MG: I was certainly not cut out for all of that and I thought to quit. I am glad that I made that right move. Now I am happy and doing things my own way. And no pressure to look good all time! I have a beautiful wife and I feel content. I am happy and I have no regrets. I believe in living life proudly the way you want to live. I am blessed with a lot of good things in life. Although my priorities have changed now, and I spend most of my time and energies in my business and family, deep inside my heart I do still crave for good cinema. The element of simplicity has vanished in today’s films. We are getting superior in terms of technology, but on the creative side we are losing our grip. So I will end this with lyrics from Pink Floyd. “There will be war, there will be peace. Everything one day will cease. All the iron will turn to rust, and all proud men will turn to dust”
Though his acting career may not have reached the ‘mighty’ heights that (at least in my opinion) it could have, he still left a mark on Indian film history. And while he is not particularly keen on his work in Hindi cinema, with the Punjabi film Ek Jind Ek Jaan, Mighty Gill has at least one picture that he can one day very proudly show his kids and grandkids.
A curry western? Judging from this advertisement for the 1947 film Namak, one could certainly be forgiven for thinking it to be an oater straight out of Hollywood! The action packed plot involves a robber known as Sher who becomes guardian to two orphaned kids – Gogo and Sofi, the offspring of another criminal, named Smith, who is killed in an explosion. This B-grade feature stars Dulari, Bhim, Dilawar, Habib, and Chandrashekhar.
Hmmm….looks like Fearless Nadia and John Cawas did a little moonlighting for another studio. Wonder if the Wadia Bros knew?
Well, Homi Misty knows, even if he himself is a mystery!
Of all the types of stunt pictures, the militant ones are my favorite! LOL! And it was what ‘Free India’ needed, after all!
Happy Independence, Hindustan!!
A very nice example of art deco design on this advert for KON KISI-KA (or Kaun Kisi-Ka) starring Shobhana Samarth, Padma Devi, Khursheed, and Nazir.
This is also a reminder of the era in which actresses often took top billing. From at least the 1930s through the 1960s, the majority of Hindi films gave top billing to the female lead, as well as supplying women with good, meaty roles in most films, regardless of genre (even including the action or stunt films). The 1970s seemed to put an end to this practice, however, as male dominated films became the norm and film violence seemed to take front seat on movie screens, moving the social driven plots to the side-lines.

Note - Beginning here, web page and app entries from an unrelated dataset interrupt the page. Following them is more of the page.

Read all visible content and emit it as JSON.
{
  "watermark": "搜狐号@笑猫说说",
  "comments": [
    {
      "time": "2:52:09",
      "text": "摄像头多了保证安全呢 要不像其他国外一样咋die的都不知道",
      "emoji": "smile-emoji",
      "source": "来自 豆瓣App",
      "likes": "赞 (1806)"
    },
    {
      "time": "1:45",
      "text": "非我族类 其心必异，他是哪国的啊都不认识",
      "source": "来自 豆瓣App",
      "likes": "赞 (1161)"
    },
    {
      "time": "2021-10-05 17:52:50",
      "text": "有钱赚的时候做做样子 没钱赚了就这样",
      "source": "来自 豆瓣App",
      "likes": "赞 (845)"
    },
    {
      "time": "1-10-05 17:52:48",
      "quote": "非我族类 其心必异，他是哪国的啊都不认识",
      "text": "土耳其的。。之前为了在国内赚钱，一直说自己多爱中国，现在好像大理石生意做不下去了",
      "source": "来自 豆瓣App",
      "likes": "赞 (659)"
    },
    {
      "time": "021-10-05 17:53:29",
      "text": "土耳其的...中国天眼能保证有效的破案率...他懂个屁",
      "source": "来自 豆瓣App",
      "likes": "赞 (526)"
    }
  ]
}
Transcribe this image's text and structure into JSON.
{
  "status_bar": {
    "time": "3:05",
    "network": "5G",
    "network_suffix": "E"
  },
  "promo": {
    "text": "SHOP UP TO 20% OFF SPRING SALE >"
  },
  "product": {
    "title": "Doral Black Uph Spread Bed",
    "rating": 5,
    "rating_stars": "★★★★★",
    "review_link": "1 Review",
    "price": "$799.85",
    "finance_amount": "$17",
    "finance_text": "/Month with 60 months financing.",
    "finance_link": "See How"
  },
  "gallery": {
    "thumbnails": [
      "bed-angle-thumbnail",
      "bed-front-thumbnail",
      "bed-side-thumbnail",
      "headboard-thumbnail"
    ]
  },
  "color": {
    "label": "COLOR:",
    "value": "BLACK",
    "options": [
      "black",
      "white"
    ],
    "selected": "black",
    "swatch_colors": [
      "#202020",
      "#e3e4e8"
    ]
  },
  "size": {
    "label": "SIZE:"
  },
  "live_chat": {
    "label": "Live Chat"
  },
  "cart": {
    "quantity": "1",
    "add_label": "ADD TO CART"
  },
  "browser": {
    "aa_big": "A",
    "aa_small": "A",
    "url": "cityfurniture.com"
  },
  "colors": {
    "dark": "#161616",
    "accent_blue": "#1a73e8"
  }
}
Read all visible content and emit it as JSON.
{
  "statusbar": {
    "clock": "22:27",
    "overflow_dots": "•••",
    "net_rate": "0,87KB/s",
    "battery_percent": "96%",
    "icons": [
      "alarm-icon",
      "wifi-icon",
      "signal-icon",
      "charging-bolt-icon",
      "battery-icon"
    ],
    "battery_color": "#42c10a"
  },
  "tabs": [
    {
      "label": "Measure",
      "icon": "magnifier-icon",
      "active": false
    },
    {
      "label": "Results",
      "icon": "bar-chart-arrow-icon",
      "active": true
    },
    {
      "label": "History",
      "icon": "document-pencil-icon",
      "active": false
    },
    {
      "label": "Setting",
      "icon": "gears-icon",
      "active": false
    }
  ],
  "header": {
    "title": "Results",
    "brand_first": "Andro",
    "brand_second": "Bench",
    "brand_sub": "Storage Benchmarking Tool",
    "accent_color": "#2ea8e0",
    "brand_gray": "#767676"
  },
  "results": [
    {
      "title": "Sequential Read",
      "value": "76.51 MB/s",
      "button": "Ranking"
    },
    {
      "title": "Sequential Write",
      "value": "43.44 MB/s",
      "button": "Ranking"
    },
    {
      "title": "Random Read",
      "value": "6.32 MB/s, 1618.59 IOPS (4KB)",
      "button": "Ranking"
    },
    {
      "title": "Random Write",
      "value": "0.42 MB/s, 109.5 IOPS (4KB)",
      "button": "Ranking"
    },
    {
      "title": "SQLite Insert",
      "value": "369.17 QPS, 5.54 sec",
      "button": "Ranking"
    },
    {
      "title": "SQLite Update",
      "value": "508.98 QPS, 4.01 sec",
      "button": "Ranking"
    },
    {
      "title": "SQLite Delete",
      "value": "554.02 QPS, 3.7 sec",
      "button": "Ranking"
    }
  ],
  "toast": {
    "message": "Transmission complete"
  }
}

Here is another ‘needs to be found’ movie which I think would make an ideal double feature with GOGOLA.
Notice that the already awesome cast, which features Azad, Nilofer AND Helen, also includes this blog’s namesake, Pedro (the Ape Bomb). Pedro, of course is the little monkey on the poster, not the big one…unless of the plot of TARZAN AUR GORILLA has Pedro turning into a giant ape by ‘jadoo’ or some mad scientist’s evil doings, which would would push this film to the top of any must see category!
FASHIONABLE WIFE, a 1959 comedy with one heck of a great cast should have been something wonderful. I mean, my gosh, Abhi Battacharya, one of my all time favorites, in a lead role, and that opposite the the wonderful Jaymala, or as I refer to her ‘The Indian Yvonne DeCarlo.’ But alas, this movie is one hot mess. It is more annoying than funny, and Jaymala’s ‘wife’ character (she plays dual roles) is so unlikeable, I don’t know how you are supposed to even root for her.
Well, this magazine advertisement is eye catching, and I will just pretend that the film was just as good.
PS: There is a 1938 Hindi film also titled FASHIONABLE WIFE, but how it compares to this atrocity, I don’t know.